__Task brief__: Please print every record below exactly as it reads.

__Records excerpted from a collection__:

=== Begin Enclosure ===

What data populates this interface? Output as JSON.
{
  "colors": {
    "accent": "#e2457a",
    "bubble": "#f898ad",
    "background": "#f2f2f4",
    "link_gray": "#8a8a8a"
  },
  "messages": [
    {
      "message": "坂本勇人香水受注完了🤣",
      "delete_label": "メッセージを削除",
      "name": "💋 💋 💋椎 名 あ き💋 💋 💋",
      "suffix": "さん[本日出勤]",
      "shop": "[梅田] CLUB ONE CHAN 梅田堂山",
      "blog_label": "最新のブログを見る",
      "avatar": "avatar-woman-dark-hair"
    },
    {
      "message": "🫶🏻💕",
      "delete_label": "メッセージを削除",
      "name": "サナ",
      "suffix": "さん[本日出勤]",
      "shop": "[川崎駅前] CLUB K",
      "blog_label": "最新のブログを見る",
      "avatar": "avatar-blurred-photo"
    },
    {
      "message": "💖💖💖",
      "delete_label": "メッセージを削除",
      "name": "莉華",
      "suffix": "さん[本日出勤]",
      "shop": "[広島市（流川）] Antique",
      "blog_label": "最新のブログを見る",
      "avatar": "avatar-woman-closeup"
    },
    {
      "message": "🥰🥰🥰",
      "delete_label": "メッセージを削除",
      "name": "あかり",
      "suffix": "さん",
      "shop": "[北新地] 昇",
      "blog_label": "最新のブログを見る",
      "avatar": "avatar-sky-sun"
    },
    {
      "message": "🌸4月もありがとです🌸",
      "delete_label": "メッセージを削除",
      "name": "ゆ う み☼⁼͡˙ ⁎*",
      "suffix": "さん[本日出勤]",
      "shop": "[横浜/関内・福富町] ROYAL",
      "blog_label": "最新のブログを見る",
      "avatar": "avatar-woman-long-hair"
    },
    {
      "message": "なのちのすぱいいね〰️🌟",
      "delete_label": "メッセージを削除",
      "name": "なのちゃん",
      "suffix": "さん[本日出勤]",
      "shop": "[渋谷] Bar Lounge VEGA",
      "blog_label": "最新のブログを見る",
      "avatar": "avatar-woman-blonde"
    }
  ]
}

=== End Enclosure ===

__Your solution__:
What data populates this interface? Output as JSON.
{
  "colors": {
    "accent": "#e2457a",
    "bubble": "#f898ad",
    "background": "#f2f2f4",
    "link_gray": "#8a8a8a"
  },
  "messages": [
    {
      "message": "坂本勇人香水受注完了🤣",
      "delete_label": "メッセージを削除",
      "name": "💋 💋 💋椎 名 あ き💋 💋 💋",
      "suffix": "さん[本日出勤]",
      "shop": "[梅田] CLUB ONE CHAN 梅田堂山",
      "blog_label": "最新のブログを見る",
      "avatar": "avatar-woman-dark-hair"
    },
    {
      "message": "🫶🏻💕",
      "delete_label": "メッセージを削除",
      "name": "サナ",
      "suffix": "さん[本日出勤]",
      "shop": "[川崎駅前] CLUB K",
      "blog_label": "最新のブログを見る",
      "avatar": "avatar-blurred-photo"
    },
    {
      "message": "💖💖💖",
      "delete_label": "メッセージを削除",
      "name": "莉華",
      "suffix": "さん[本日出勤]",
      "shop": "[広島市（流川）] Antique",
      "blog_label": "最新のブログを見る",
      "avatar": "avatar-woman-closeup"
    },
    {
      "message": "🥰🥰🥰",
      "delete_label": "メッセージを削除",
      "name": "あかり",
      "suffix": "さん",
      "shop": "[北新地] 昇",
      "blog_label": "最新のブログを見る",
      "avatar": "avatar-sky-sun"
    },
    {
      "message": "🌸4月もありがとです🌸",
      "delete_label": "メッセージを削除",
      "name": "ゆ う み☼⁼͡˙ ⁎*",
      "suffix": "さん[本日出勤]",
      "shop": "[横浜/関内・福富町] ROYAL",
      "blog_label": "最新のブログを見る",
      "avatar": "avatar-woman-long-hair"
    },
    {
      "message": "なのちのすぱいいね〰️🌟",
      "delete_label": "メッセージを削除",
      "name": "なのちゃん",
      "suffix": "さん[本日出勤]",
      "shop": "[渋谷] Bar Lounge VEGA",
      "blog_label": "最新のブログを見る",
      "avatar": "avatar-woman-blonde"
    }
  ]
}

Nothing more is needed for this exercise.